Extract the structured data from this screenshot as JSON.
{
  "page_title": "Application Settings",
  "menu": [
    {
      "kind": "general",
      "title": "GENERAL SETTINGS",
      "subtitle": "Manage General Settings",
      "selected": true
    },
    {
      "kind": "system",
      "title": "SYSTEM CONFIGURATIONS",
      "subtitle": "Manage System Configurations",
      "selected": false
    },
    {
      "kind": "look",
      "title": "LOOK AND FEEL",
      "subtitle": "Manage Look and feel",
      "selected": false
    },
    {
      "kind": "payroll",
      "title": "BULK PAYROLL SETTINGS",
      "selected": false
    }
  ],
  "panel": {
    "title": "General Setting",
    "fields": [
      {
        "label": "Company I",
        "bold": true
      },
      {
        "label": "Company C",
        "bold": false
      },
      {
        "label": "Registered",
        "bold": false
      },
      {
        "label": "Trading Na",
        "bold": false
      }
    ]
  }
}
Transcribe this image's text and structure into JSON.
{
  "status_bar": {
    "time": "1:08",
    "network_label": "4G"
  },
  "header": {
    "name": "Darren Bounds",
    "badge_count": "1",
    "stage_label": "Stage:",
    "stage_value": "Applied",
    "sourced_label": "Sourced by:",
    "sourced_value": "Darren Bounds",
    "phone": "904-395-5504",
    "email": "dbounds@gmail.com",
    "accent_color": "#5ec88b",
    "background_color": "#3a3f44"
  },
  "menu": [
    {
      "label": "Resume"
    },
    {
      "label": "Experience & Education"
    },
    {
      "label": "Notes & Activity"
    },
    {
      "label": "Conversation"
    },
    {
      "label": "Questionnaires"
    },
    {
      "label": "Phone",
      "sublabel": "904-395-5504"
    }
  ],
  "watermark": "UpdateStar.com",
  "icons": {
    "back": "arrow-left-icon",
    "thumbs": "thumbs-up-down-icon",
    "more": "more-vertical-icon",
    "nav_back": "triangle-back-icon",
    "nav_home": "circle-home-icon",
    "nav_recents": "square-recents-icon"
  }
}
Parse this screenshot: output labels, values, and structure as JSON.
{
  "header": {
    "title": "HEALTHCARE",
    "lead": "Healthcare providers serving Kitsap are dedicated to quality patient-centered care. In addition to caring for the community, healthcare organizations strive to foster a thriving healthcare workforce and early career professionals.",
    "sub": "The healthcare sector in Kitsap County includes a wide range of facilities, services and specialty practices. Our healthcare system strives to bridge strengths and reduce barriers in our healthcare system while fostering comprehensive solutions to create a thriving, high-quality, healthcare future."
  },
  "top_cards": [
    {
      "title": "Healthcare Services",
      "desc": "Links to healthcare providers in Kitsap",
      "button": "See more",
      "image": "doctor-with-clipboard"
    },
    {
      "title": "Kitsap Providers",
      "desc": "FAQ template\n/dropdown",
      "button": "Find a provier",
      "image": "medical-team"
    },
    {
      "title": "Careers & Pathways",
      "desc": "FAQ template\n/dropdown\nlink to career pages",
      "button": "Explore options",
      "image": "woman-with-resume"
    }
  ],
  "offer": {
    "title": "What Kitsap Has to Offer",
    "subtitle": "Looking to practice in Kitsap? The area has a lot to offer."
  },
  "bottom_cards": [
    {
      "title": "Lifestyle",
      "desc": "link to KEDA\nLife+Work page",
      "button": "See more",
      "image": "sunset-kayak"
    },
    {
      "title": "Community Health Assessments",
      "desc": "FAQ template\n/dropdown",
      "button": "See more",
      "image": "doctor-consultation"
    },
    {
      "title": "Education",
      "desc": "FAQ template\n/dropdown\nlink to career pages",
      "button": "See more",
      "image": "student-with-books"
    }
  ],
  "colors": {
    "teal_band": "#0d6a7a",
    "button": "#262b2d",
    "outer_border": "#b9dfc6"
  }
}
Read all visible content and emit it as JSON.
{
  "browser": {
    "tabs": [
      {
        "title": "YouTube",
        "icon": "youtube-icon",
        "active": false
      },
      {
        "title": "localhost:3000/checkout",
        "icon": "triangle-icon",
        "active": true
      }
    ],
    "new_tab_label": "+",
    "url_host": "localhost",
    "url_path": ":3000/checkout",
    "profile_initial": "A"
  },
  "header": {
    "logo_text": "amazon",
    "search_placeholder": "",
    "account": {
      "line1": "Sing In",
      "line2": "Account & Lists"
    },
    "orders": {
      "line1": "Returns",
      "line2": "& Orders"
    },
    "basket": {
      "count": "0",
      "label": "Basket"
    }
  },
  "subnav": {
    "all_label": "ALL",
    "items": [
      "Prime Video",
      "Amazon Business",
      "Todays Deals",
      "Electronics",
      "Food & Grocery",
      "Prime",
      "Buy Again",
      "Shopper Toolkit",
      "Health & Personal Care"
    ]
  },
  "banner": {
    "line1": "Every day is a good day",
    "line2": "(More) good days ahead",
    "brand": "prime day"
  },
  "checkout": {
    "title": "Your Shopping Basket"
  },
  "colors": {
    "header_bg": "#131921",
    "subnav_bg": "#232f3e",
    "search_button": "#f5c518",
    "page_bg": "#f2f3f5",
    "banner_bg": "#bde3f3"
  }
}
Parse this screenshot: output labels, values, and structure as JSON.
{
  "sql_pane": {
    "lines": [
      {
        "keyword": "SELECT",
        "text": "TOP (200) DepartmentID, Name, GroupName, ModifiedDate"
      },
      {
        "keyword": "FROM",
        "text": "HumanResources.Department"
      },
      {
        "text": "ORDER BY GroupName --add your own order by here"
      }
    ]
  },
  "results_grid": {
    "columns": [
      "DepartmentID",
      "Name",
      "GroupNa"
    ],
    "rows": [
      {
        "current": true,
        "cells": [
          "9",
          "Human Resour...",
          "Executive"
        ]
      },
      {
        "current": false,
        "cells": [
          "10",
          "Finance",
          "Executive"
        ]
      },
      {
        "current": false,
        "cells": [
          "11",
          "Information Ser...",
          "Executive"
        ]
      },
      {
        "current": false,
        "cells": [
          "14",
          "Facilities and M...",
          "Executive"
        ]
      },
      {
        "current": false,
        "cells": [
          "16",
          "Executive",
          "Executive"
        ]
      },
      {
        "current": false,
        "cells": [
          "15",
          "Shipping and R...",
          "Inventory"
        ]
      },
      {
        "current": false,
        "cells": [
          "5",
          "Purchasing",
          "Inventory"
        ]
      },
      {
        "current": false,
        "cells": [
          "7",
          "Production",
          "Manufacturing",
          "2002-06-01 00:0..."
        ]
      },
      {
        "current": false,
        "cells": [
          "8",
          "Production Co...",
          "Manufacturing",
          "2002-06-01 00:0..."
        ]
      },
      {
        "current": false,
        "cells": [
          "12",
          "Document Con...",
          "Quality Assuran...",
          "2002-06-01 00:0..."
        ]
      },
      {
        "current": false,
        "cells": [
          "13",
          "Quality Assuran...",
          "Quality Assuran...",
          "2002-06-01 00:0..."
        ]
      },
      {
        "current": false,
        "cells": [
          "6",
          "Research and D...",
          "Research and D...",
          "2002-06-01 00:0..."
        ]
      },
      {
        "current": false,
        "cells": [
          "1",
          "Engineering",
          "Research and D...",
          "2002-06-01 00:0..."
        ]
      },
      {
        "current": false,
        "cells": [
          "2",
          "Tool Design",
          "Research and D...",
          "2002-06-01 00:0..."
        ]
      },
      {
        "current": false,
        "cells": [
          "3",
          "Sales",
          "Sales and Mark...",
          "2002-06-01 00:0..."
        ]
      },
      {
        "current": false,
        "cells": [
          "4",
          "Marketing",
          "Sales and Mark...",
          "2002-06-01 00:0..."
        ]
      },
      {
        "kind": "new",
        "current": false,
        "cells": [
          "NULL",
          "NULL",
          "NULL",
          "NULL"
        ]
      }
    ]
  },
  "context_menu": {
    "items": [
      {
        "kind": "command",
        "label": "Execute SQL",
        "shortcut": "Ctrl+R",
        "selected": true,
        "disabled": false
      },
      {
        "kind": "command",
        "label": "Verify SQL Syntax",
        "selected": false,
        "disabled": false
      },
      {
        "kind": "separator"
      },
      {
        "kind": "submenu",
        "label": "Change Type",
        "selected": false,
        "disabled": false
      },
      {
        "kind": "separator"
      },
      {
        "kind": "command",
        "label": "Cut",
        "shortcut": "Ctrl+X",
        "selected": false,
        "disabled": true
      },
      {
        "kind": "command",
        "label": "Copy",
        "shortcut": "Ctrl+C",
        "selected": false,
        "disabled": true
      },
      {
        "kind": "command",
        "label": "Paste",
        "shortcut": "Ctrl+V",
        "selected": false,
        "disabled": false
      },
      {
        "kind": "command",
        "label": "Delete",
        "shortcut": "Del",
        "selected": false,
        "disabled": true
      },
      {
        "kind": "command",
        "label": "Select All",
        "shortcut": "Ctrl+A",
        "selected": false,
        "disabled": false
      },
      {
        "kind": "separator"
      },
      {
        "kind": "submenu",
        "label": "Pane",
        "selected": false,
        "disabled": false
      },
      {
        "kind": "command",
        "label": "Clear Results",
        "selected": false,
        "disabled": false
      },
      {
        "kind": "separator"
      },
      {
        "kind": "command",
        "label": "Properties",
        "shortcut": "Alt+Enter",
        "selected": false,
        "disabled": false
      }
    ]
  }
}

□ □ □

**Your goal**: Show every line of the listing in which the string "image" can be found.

**Answer section**:
Transcribe this image's text and structure into JSON.
      "image": "doctor-with-clipboard"
      "image": "medical-team"
      "image": "woman-with-resume"
      "image": "sunset-kayak"
      "image": "doctor-consultation"
      "image": "student-with-books"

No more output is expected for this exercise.